> AIM OF THE TASK
Exactly as given, repeat all of the entries.

____ INPUT DATA

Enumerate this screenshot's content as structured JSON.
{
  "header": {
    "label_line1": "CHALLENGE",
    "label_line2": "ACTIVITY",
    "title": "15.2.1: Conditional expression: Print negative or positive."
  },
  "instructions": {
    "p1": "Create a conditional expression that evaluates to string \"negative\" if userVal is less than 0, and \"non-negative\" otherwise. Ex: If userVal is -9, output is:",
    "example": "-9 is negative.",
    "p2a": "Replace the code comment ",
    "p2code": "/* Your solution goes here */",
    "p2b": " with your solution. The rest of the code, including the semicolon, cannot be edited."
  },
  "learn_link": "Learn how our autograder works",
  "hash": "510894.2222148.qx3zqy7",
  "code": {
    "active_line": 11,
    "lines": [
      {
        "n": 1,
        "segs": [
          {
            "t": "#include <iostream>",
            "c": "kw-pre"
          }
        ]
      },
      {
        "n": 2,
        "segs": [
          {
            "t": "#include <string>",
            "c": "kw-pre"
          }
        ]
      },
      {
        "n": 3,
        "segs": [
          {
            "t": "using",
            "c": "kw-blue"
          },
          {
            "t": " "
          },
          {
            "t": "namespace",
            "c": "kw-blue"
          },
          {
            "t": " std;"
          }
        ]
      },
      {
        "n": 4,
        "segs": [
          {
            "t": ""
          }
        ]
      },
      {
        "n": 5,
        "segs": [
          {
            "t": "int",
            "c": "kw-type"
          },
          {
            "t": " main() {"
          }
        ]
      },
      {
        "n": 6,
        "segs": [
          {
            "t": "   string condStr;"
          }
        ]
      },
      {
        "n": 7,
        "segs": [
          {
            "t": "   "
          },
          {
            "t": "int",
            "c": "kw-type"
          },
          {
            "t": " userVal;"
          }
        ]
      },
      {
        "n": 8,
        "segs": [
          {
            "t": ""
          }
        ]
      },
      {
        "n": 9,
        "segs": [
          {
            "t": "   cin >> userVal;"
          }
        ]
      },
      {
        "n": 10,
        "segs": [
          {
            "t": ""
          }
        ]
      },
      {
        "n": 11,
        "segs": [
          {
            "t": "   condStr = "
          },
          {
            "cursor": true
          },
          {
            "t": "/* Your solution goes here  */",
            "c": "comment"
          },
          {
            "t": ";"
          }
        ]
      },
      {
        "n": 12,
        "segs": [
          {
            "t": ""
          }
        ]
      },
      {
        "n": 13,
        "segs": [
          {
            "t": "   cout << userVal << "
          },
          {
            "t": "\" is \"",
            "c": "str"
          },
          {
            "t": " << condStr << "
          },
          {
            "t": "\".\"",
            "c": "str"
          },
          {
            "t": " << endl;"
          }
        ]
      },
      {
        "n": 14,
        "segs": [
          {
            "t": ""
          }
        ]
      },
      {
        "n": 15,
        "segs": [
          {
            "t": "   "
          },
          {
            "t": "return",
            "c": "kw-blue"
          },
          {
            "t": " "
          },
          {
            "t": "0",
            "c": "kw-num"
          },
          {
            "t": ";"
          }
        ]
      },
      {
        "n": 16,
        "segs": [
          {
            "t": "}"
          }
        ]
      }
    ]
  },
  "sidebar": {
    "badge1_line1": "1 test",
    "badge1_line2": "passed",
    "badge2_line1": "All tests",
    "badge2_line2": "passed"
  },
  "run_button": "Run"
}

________

> SOLUTION FOR THIS TASK
Enumerate this screenshot's content as structured JSON.
{
  "header": {
    "label_line1": "CHALLENGE",
    "label_line2": "ACTIVITY",
    "title": "15.2.1: Conditional expression: Print negative or positive."
  },
  "instructions": {
    "p1": "Create a conditional expression that evaluates to string \"negative\" if userVal is less than 0, and \"non-negative\" otherwise. Ex: If userVal is -9, output is:",
    "example": "-9 is negative.",
    "p2a": "Replace the code comment ",
    "p2code": "/* Your solution goes here */",
    "p2b": " with your solution. The rest of the code, including the semicolon, cannot be edited."
  },
  "learn_link": "Learn how our autograder works",
  "hash": "510894.2222148.qx3zqy7",
  "code": {
    "active_line": 11,
    "lines": [
      {
        "n": 1,
        "segs": [
          {
            "t": "#include <iostream>",
            "c": "kw-pre"
          }
        ]
      },
      {
        "n": 2,
        "segs": [
          {
            "t": "#include <string>",
            "c": "kw-pre"
          }
        ]
      },
      {
        "n": 3,
        "segs": [
          {
            "t": "using",
            "c": "kw-blue"
          },
          {
            "t": " "
          },
          {
            "t": "namespace",
            "c": "kw-blue"
          },
          {
            "t": " std;"
          }
        ]
      },
      {
        "n": 4,
        "segs": [
          {
            "t": ""
          }
        ]
      },
      {
        "n": 5,
        "segs": [
          {
            "t": "int",
            "c": "kw-type"
          },
          {
            "t": " main() {"
          }
        ]
      },
      {
        "n": 6,
        "segs": [
          {
            "t": "   string condStr;"
          }
        ]
      },
      {
        "n": 7,
        "segs": [
          {
            "t": "   "
          },
          {
            "t": "int",
            "c": "kw-type"
          },
          {
            "t": " userVal;"
          }
        ]
      },
      {
        "n": 8,
        "segs": [
          {
            "t": ""
          }
        ]
      },
      {
        "n": 9,
        "segs": [
          {
            "t": "   cin >> userVal;"
          }
        ]
      },
      {
        "n": 10,
        "segs": [
          {
            "t": ""
          }
        ]
      },
      {
        "n": 11,
        "segs": [
          {
            "t": "   condStr = "
          },
          {
            "cursor": true
          },
          {
            "t": "/* Your solution goes here  */",
            "c": "comment"
          },
          {
            "t": ";"
          }
        ]
      },
      {
        "n": 12,
        "segs": [
          {
            "t": ""
          }
        ]
      },
      {
        "n": 13,
        "segs": [
          {
            "t": "   cout << userVal << "
          },
          {
            "t": "\" is \"",
            "c": "str"
          },
          {
            "t": " << condStr << "
          },
          {
            "t": "\".\"",
            "c": "str"
          },
          {
            "t": " << endl;"
          }
        ]
      },
      {
        "n": 14,
        "segs": [
          {
            "t": ""
          }
        ]
      },
      {
        "n": 15,
        "segs": [
          {
            "t": "   "
          },
          {
            "t": "return",
            "c": "kw-blue"
          },
          {
            "t": " "
          },
          {
            "t": "0",
            "c": "kw-num"
          },
          {
            "t": ";"
          }
        ]
      },
      {
        "n": 16,
        "segs": [
          {
            "t": "}"
          }
        ]
      }
    ]
  },
  "sidebar": {
    "badge1_line1": "1 test",
    "badge1_line2": "passed",
    "badge2_line1": "All tests",
    "badge2_line2": "passed"
  },
  "run_button": "Run"
}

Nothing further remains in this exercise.